§ Description of the task: Please retype the records below exactly, omitting any images.

##### Records for this exercise #####

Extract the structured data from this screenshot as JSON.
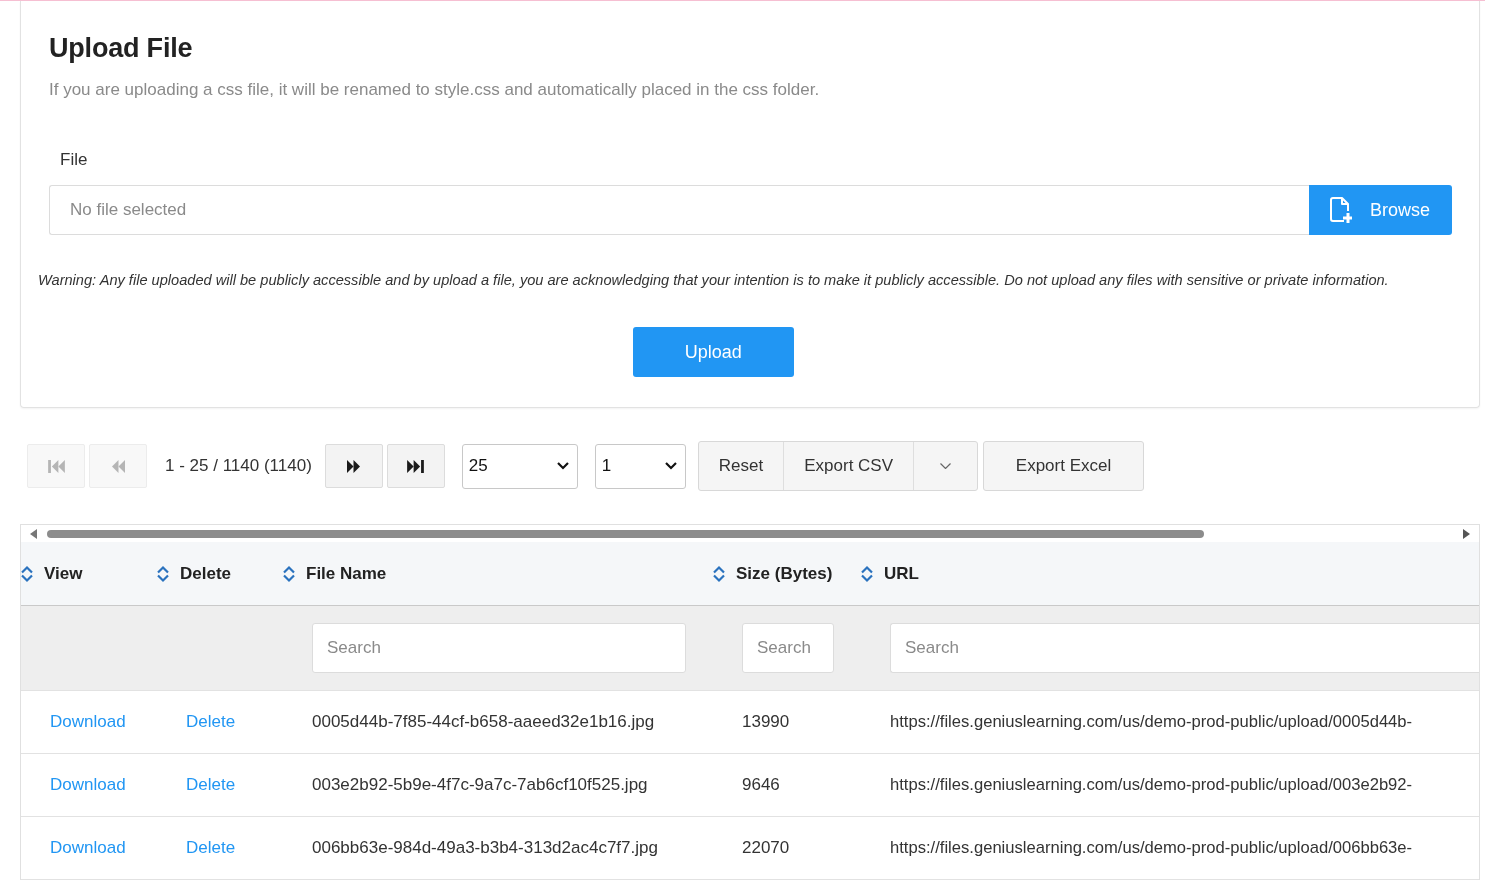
{
  "upload_card": {
    "title": "Upload File",
    "description": "If you are uploading a css file, it will be renamed to style.css and automatically placed in the css folder.",
    "file_field": {
      "label": "File",
      "placeholder": "No file selected",
      "browse_button": "Browse"
    },
    "warning": "Warning: Any file uploaded will be publicly accessible and by upload a file, you are acknowledging that your intention is to make it publicly accessible. Do not upload any files with sensitive or private information.",
    "upload_button": "Upload"
  },
  "toolbar": {
    "pager": {
      "buttons_before": [
        {
          "kind": "first",
          "disabled": true
        },
        {
          "kind": "previous",
          "disabled": true
        }
      ],
      "range": "1 - 25 / 1140 (1140)",
      "buttons_after": [
        {
          "kind": "next",
          "disabled": false
        },
        {
          "kind": "last",
          "disabled": false
        }
      ]
    },
    "page_size_select": {
      "value": "25"
    },
    "page_select": {
      "value": "1"
    },
    "button_group": [
      {
        "kind": "label",
        "label": "Reset"
      },
      {
        "kind": "label",
        "label": "Export CSV"
      },
      {
        "kind": "menu"
      }
    ],
    "export_excel_button": "Export Excel"
  },
  "table": {
    "columns": [
      {
        "label": "View"
      },
      {
        "label": "Delete"
      },
      {
        "label": "File Name",
        "filter_placeholder": "Search"
      },
      {
        "label": "Size (Bytes)",
        "filter_placeholder": "Search"
      },
      {
        "label": "URL",
        "filter_placeholder": "Search"
      }
    ],
    "rows": [
      {
        "view": "Download",
        "delete": "Delete",
        "file_name": "0005d44b-7f85-44cf-b658-aaeed32e1b16.jpg",
        "size": "13990",
        "url": "https://files.geniuslearning.com/us/demo-prod-public/upload/0005d44b-"
      },
      {
        "view": "Download",
        "delete": "Delete",
        "file_name": "003e2b92-5b9e-4f7c-9a7c-7ab6cf10f525.jpg",
        "size": "9646",
        "url": "https://files.geniuslearning.com/us/demo-prod-public/upload/003e2b92-"
      },
      {
        "view": "Download",
        "delete": "Delete",
        "file_name": "006bb63e-984d-49a3-b3b4-313d2ac4c7f7.jpg",
        "size": "22070",
        "url": "https://files.geniuslearning.com/us/demo-prod-public/upload/006bb63e-"
      }
    ]
  }
}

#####

§ Expected output:
Extract the structured data from this screenshot as JSON.
{
  "upload_card": {
    "title": "Upload File",
    "description": "If you are uploading a css file, it will be renamed to style.css and automatically placed in the css folder.",
    "file_field": {
      "label": "File",
      "placeholder": "No file selected",
      "browse_button": "Browse"
    },
    "warning": "Warning: Any file uploaded will be publicly accessible and by upload a file, you are acknowledging that your intention is to make it publicly accessible. Do not upload any files with sensitive or private information.",
    "upload_button": "Upload"
  },
  "toolbar": {
    "pager": {
      "buttons_before": [
        {
          "kind": "first",
          "disabled": true
        },
        {
          "kind": "previous",
          "disabled": true
        }
      ],
      "range": "1 - 25 / 1140 (1140)",
      "buttons_after": [
        {
          "kind": "next",
          "disabled": false
        },
        {
          "kind": "last",
          "disabled": false
        }
      ]
    },
    "page_size_select": {
      "value": "25"
    },
    "page_select": {
      "value": "1"
    },
    "button_group": [
      {
        "kind": "label",
        "label": "Reset"
      },
      {
        "kind": "label",
        "label": "Export CSV"
      },
      {
        "kind": "menu"
      }
    ],
    "export_excel_button": "Export Excel"
  },
  "table": {
    "columns": [
      {
        "label": "View"
      },
      {
        "label": "Delete"
      },
      {
        "label": "File Name",
        "filter_placeholder": "Search"
      },
      {
        "label": "Size (Bytes)",
        "filter_placeholder": "Search"
      },
      {
        "label": "URL",
        "filter_placeholder": "Search"
      }
    ],
    "rows": [
      {
        "view": "Download",
        "delete": "Delete",
        "file_name": "0005d44b-7f85-44cf-b658-aaeed32e1b16.jpg",
        "size": "13990",
        "url": "https://files.geniuslearning.com/us/demo-prod-public/upload/0005d44b-"
      },
      {
        "view": "Download",
        "delete": "Delete",
        "file_name": "003e2b92-5b9e-4f7c-9a7c-7ab6cf10f525.jpg",
        "size": "9646",
        "url": "https://files.geniuslearning.com/us/demo-prod-public/upload/003e2b92-"
      },
      {
        "view": "Download",
        "delete": "Delete",
        "file_name": "006bb63e-984d-49a3-b3b4-313d2ac4c7f7.jpg",
        "size": "22070",
        "url": "https://files.geniuslearning.com/us/demo-prod-public/upload/006bb63e-"
      }
    ]
  }
}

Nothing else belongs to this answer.